## Interface dataset entries
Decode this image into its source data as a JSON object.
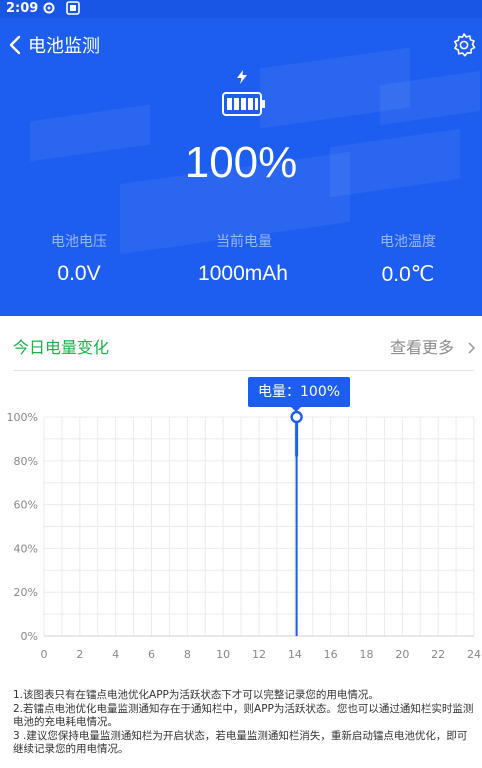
{
  "status_bar": {
    "time": "2:09"
  },
  "header": {
    "title": "电池监测"
  },
  "battery": {
    "percent": "100%"
  },
  "stats": [
    {
      "label": "电池电压",
      "value": "0.0V"
    },
    {
      "label": "当前电量",
      "value": "1000mAh"
    },
    {
      "label": "电池温度",
      "value": "0.0℃"
    }
  ],
  "section": {
    "title": "今日电量变化",
    "more_label": "查看更多"
  },
  "tooltip": {
    "text": "电量：100%"
  },
  "chart_data": {
    "type": "line",
    "title": "",
    "xlabel": "",
    "ylabel": "",
    "x_ticks": [
      "0",
      "2",
      "4",
      "6",
      "8",
      "10",
      "12",
      "14",
      "16",
      "18",
      "20",
      "22",
      "24"
    ],
    "y_ticks": [
      "0%",
      "20%",
      "40%",
      "60%",
      "80%",
      "100%"
    ],
    "xlim": [
      0,
      24
    ],
    "ylim": [
      0,
      100
    ],
    "grid": true,
    "series": [
      {
        "points": [
          [
            14.1,
            100
          ],
          [
            14.1,
            82
          ]
        ]
      }
    ],
    "marker": {
      "x": 14.1,
      "y": 100
    },
    "cursor_x": 14.1,
    "colors": {
      "line": "#1d5df0",
      "grid": "#ebebeb"
    }
  },
  "notes": [
    "1.该图表只有在镭点电池优化APP为活跃状态下才可以完整记录您的用电情况。",
    "2.若镭点电池优化电量监测通知存在于通知栏中，则APP为活跃状态。您也可以通过通知栏实时监测电池的充电耗电情况。",
    "3 .建议您保持电量监测通知栏为开启状态，若电量监测通知栏消失，重新启动镭点电池优化，即可继续记录您的用电情况。"
  ],
  "colors": {
    "brand": "#1d5df0",
    "accent_green": "#19b34a"
  }
}
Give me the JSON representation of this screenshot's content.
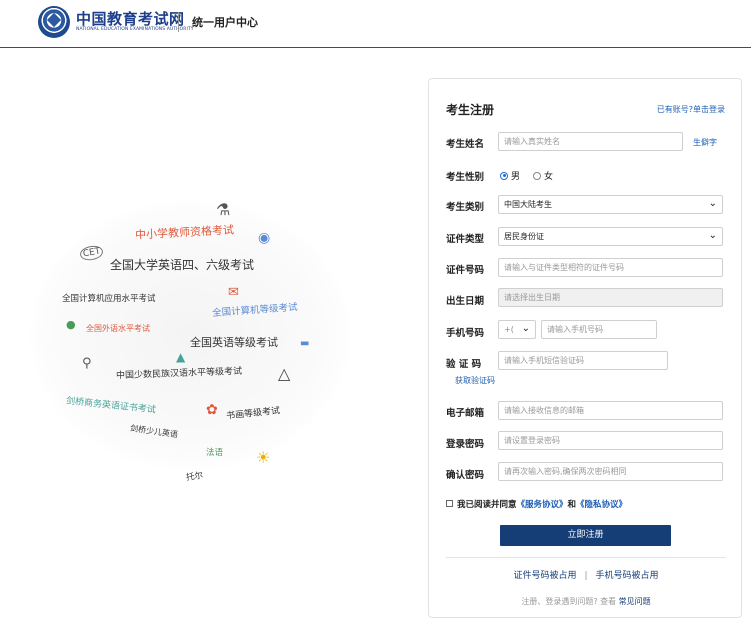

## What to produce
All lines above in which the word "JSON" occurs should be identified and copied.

## Reply
Decode this image into its source data as a JSON object.
Give me the JSON representation of this screenshot's content.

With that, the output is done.